WHAT TO WORK ON → Take from the material every line that contains the word "time".

INPUT MATERIAL: Begin

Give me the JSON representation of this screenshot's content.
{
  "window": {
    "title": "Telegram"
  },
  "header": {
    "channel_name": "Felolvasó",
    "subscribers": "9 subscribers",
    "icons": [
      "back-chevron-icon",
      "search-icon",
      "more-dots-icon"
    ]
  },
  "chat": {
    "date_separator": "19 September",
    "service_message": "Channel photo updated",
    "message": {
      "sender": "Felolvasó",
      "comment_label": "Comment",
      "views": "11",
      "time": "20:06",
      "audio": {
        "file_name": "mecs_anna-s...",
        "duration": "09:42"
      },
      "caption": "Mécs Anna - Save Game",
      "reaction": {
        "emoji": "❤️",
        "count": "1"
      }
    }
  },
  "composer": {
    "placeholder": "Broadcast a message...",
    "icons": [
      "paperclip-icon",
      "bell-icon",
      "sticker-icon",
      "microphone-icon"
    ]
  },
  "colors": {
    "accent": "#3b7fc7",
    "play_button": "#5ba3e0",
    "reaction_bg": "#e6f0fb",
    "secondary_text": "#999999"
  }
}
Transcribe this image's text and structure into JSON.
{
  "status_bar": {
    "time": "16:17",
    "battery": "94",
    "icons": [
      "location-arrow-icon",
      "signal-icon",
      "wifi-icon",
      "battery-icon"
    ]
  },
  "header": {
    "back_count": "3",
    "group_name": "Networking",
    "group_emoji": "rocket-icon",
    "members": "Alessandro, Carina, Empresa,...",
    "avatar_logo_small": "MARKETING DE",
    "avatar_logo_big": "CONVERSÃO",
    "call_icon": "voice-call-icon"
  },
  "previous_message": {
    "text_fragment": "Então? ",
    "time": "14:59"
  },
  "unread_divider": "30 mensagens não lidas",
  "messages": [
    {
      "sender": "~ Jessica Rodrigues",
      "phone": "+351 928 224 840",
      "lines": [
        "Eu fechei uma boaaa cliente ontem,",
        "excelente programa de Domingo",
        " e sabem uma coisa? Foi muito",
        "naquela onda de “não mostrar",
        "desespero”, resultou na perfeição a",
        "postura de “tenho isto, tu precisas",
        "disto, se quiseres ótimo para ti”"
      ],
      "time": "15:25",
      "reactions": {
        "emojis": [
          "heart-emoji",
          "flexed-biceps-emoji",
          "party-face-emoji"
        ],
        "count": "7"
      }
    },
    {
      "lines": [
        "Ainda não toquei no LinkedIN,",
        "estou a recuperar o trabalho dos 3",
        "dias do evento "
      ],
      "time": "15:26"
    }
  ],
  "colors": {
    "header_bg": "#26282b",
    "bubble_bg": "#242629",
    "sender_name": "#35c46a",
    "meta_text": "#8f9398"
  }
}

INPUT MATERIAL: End

EXERCISE SOLUTION →
      "time": "20:06",
    "time": "16:17",
    "time": "14:59"
      "time": "15:25",
      "time": "15:26"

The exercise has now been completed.